With over R5,6-billion spent on ICT by the South African provincial and local government last year, BMI-T's research provides insight into emerging trends in government's ICT spending patterns, in-depth analysis of the drivers and inhibitors of ICT spend, and examines the big deals that will shape this market in the years to come.
Lesley-Anne Dos Santos, BMI-T Analyst, says: "The total ICT spend of provincial government is expected to increase from R3,4-billion in 2007 to R3,9-billion in 2010/11 at a CAGR of 4.3%. Local government ICT expenditure is also set to increase, from 2,2-billion in 2007/08 to R2,5-billion in 2010/11".
This excludes telecoms capex spending by local government, which would add significantly to the numbers, especially if various municipal broadband networks succeed in getting off the ground. These projects are looking increasingly uncertain, and hence a scenario-based approach needs to be taken when forecasting expenditure on them.
As a whole the South African government had budgeted R35-billion to spend on ICTs over the 2007 to 2008 financial year in a campaign to improve customer service. The implementation of various e-government initiatives are already under way in national, provincial and local government, with further initiatives planned in education, health and administration.
"However no good plan goes unpunished," says Sheldon Neilson, BMI-T Analyst and co-author of the report. "For example, the troubled launch of eNatis last year provides basis for a skeptical view.
"But it must be pointed out that with the maladministration, lengthy delays and frustration on the ground aside, eNatis is a successful system today with transactions handled having doubled to 600 000 monthly, with near double the budgeted R357-million spent."
Major issues faced by many local municipalities include poor administration, the misappropriation of funds and the retention of skilled staff.
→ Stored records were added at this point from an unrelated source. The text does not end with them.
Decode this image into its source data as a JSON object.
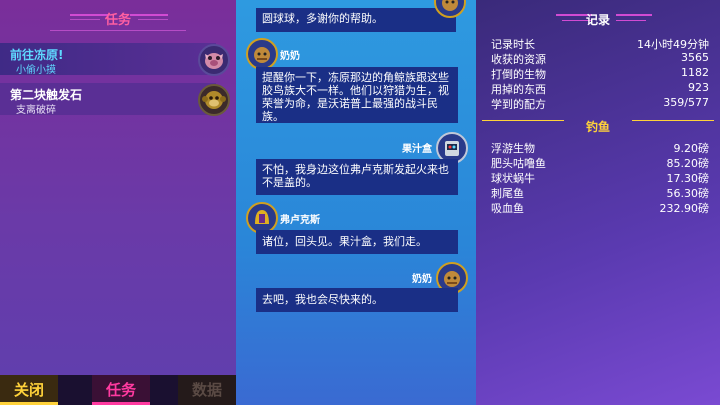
{
  "left_panel": {
    "title": "任务",
    "quests": [
      {
        "title": "前往冻原!",
        "subtitle": "小偷小摸",
        "icon": "pig-creature-icon"
      },
      {
        "title": "第二块触发石",
        "subtitle": "支离破碎",
        "icon": "monkey-creature-icon"
      }
    ],
    "tabs": {
      "close": "关闭",
      "quests": "任务",
      "data": "数据"
    }
  },
  "chat": {
    "messages": [
      {
        "speaker": "",
        "text": "圆球球，多谢你的帮助。",
        "side": "right",
        "avatar": "grandma-icon"
      },
      {
        "speaker": "奶奶",
        "text": "提醒你一下，冻原那边的角鲸族跟这些胶鸟族大不一样。他们以狩猎为生，视荣誉为命，是沃诺普上最强的战斗民族。",
        "side": "left",
        "avatar": "grandma-icon"
      },
      {
        "speaker": "果汁盒",
        "text": "不怕，我身边这位弗卢克斯发起火来也不是盖的。",
        "side": "right",
        "avatar": "juicebox-robot-icon"
      },
      {
        "speaker": "弗卢克斯",
        "text": "诸位，回头见。果汁盒，我们走。",
        "side": "left",
        "avatar": "flux-helmet-icon"
      },
      {
        "speaker": "奶奶",
        "text": "去吧，我也会尽快来的。",
        "side": "right",
        "avatar": "grandma-icon"
      }
    ]
  },
  "stats": {
    "record_title": "记录",
    "records": [
      {
        "label": "记录时长",
        "value": "14小时49分钟"
      },
      {
        "label": "收获的资源",
        "value": "3565"
      },
      {
        "label": "打倒的生物",
        "value": "1182"
      },
      {
        "label": "用掉的东西",
        "value": "923"
      },
      {
        "label": "学到的配方",
        "value": "359/577"
      }
    ],
    "fishing_title": "钓鱼",
    "fish": [
      {
        "label": "浮游生物",
        "value": "9.20磅"
      },
      {
        "label": "肥头咕噜鱼",
        "value": "85.20磅"
      },
      {
        "label": "球状蜗牛",
        "value": "17.30磅"
      },
      {
        "label": "刺尾鱼",
        "value": "56.30磅"
      },
      {
        "label": "吸血鱼",
        "value": "232.90磅"
      }
    ]
  },
  "colors": {
    "accent_pink": "#ff3aa0",
    "accent_gold": "#ffd23a",
    "quest_active": "#5fd9ff",
    "bubble": "#1a2f86"
  }
}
Poor financial records and insufficient internal controls compound these issues.
According to BMI-T, provincial governments are dealing with similar issues; however their financial records are more satisfactory than local government.
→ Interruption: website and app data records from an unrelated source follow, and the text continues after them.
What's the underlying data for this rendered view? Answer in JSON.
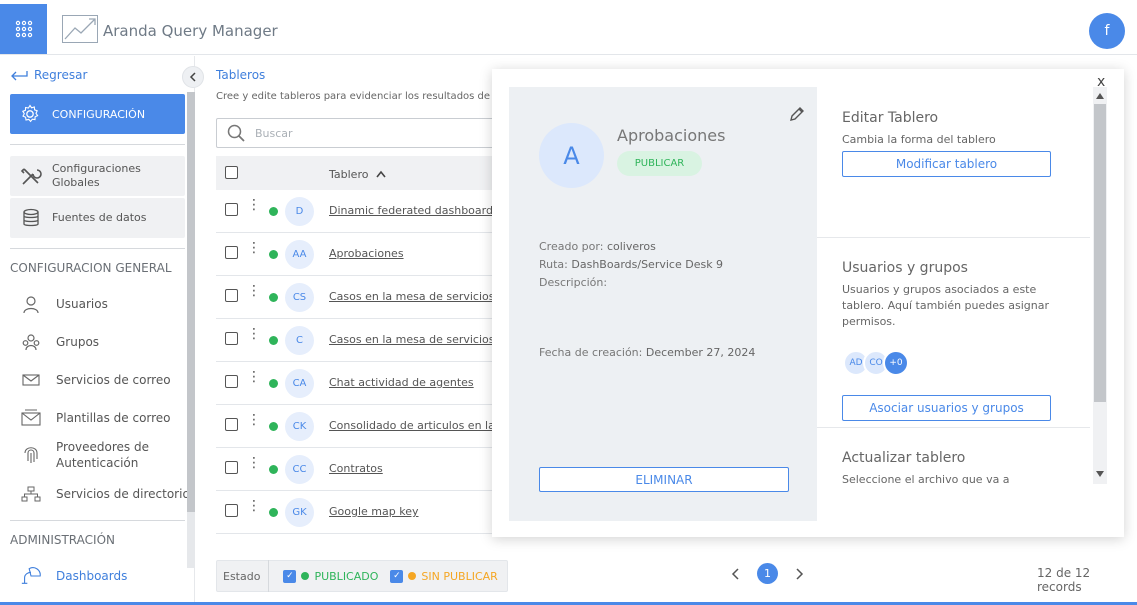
{
  "header": {
    "app_title": "Aranda Query Manager",
    "user_initial": "f",
    "apps_icon": "apps-grid-icon"
  },
  "sidebar": {
    "back_label": "Regresar",
    "active_label": "CONFIGURACIÓN",
    "sub_items": [
      {
        "label": "Configuraciones Globales",
        "icon": "tools-icon"
      },
      {
        "label": "Fuentes de datos",
        "icon": "database-icon"
      }
    ],
    "general_section": "CONFIGURACION GENERAL",
    "general_items": [
      {
        "label": "Usuarios",
        "icon": "user-icon"
      },
      {
        "label": "Grupos",
        "icon": "group-icon"
      },
      {
        "label": "Servicios de correo",
        "icon": "mail-icon"
      },
      {
        "label": "Plantillas de correo",
        "icon": "mail-template-icon"
      },
      {
        "label": "Proveedores de Autenticación",
        "icon": "fingerprint-icon"
      },
      {
        "label": "Servicios de directorio",
        "icon": "directory-icon"
      }
    ],
    "admin_section": "ADMINISTRACIÓN",
    "admin_items": [
      {
        "label": "Dashboards",
        "icon": "dashboard-icon"
      }
    ]
  },
  "main": {
    "title": "Tableros",
    "subtitle": "Cree y edite tableros para evidenciar los resultados de",
    "search_placeholder": "Buscar",
    "column_header": "Tablero",
    "rows": [
      {
        "initials": "D",
        "name": "Dinamic federated dashboard"
      },
      {
        "initials": "AA",
        "name": "Aprobaciones"
      },
      {
        "initials": "CS",
        "name": "Casos en la mesa de servicios"
      },
      {
        "initials": "C",
        "name": "Casos en la mesa de servicios S"
      },
      {
        "initials": "CA",
        "name": "Chat actividad de agentes"
      },
      {
        "initials": "CK",
        "name": "Consolidado de articulos en la K"
      },
      {
        "initials": "CC",
        "name": "Contratos"
      },
      {
        "initials": "GK",
        "name": "Google map key"
      }
    ],
    "state_label": "Estado",
    "published_label": "PUBLICADO",
    "unpublished_label": "SIN PUBLICAR",
    "current_page": "1",
    "records": "12 de 12 records"
  },
  "modal": {
    "close": "x",
    "card": {
      "avatar_letter": "A",
      "title": "Aprobaciones",
      "badge": "PUBLICAR",
      "created_by_key": "Creado por:",
      "created_by_val": "coliveros",
      "route_key": "Ruta:",
      "route_val": "DashBoards/Service Desk 9",
      "description_key": "Descripción:",
      "created_date_key": "Fecha de creación:",
      "created_date_val": "December 27, 2024",
      "delete_label": "ELIMINAR"
    },
    "edit": {
      "title": "Editar Tablero",
      "desc": "Cambia la forma del tablero",
      "button": "Modificar tablero"
    },
    "users": {
      "title": "Usuarios y grupos",
      "desc": "Usuarios y grupos asociados a este tablero. Aquí también puedes asignar permisos.",
      "chips": [
        "AD",
        "CO",
        "+0"
      ],
      "button": "Asociar usuarios y grupos"
    },
    "update": {
      "title": "Actualizar tablero",
      "desc": "Seleccione el archivo que va a"
    }
  },
  "colors": {
    "accent": "#4a89e8",
    "published": "#2fb45a",
    "unpublished": "#f5a623"
  }
}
"Provincial and local governments are still extremely decentralised," says Dos Santos. "However, what may appear to be isolated trends should not be overlooked; As can be seen with the current rollout of open source software solutions, the potential for government-wide adoption remains and it is therefore essential for vendors to formulate strategies that encompass activities across all levels of government."